Approach - Take the hiking trail from the West end of the Yam park lot and follow it up to the signed junction. Take the climbers trail to the left and head west. Ignore the next climbers up trail and follow the trail to the base of the big scree slopes. Cross to the trees where there is a cairn and flagging to mark the start of an up trail which comes out near the base of the West end of Yam near the start of Kings, Unnamed, Windy Sabs, etc. Take the trail to the col west of Yamnuska and turn left and follow ridge to base of North end of Goat Ridge. Follow trail across to the right to base of rock and a gully which runs on the right side of the face.
The north east face of Goat ridge from near the Goat-Yam col - the ascent gully is marked on the right side.
Route DescriptionThe north part of the traverse from Mount Wendell.
Scramble or climb the gully(5.3)on the right side of the NE face of the Goat ridge and then angle up and left on the face to your choice of several crack systems/corners that lead to the ridge.
Note there are rap rings at the top of the face on the right on slabs to rap off if you are going the other way.
The upper corner
climbing peak 1 to peak3
Follow the ridge up and over various peaks. Some exposed knife edge sections but all Class 3/4 scrambling until peak 3 which has some bolted slabs. There is one 5.3 move up a small crack in the slabs if follow bolted line. Note there are rap rings at the top of the slabs for those going S-N.
Slab pic to right.
Goat Mountain (peak 4) from peak 3
Two sections of scrambling to get to top of Goat Mountain
The Middle section of the Traverse
Climbing in the Middle section

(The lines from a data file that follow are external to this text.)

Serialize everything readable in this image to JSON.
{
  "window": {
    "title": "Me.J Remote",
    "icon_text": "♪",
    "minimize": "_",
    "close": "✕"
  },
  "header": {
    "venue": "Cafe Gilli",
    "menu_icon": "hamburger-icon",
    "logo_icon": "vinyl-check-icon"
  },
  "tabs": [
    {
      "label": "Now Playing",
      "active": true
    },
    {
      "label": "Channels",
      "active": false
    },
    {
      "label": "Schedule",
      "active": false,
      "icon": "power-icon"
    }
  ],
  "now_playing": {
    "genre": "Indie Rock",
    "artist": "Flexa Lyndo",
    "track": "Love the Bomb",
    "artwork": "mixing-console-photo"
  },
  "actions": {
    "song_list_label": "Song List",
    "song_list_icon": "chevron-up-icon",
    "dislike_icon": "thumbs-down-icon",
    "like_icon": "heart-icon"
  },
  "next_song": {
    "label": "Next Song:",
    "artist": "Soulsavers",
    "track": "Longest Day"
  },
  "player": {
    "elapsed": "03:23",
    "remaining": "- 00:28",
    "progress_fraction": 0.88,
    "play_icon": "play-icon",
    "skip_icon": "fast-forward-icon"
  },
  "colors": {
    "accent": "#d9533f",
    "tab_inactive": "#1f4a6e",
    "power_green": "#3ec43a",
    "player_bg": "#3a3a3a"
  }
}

Exposed sections of knife edge and scrambling to peak 5 which is coral reef rock and then an exposed ledge leads down off the peak. Lots of big solution holds for hands but loose gravel on ledge for the feet.(see left pic)
The climb up to peak 6 involved going off the ridge to the right and was a 10-15 m 5.3 climb up a corner. (See pic)
Note the Orange dashed lines(on two annotated pics) show a goat trail on ledges far below the ridge. This trail which has a cairn at low point between peak 5 and 6, can be used to bypass peak 6 (Unnamed) and miss all of the rapells if going N-S or miss any difficult climbing around the rapells if going S-N.
This trail might be wet or icy early in season.
The South part
From Unamed(peak 6) and shows peak 7, peak 8 (Loder) and 9 (door Jamb)
Side view of SE ridge which shows some of the the rapell and climbing options.
Rapell - this was overhanging- rapell off slings on large rock.
Several options to rapell off left side to trail or downclimb/rapell along ridge. We chose to do stick to ridge for full scrambling value and did 4 rapells.
Looking back at SE ridge of unnamed from Loder peak. Shows how the rock layers cause rapell situations along the ridge.
Unamed and peak 7 from Loder. Yamnuska behind - off to right.
Door Jamb from Loder Peak
Looking back at slabs on Door Jamb from Highway 1A.
Essential GearWe used a 30 m rope, slings and took only a few smaller cams.
The harder sections are bolted or have easy natural protection with horns to sling or cracks for .75 to 1.5 inch cams.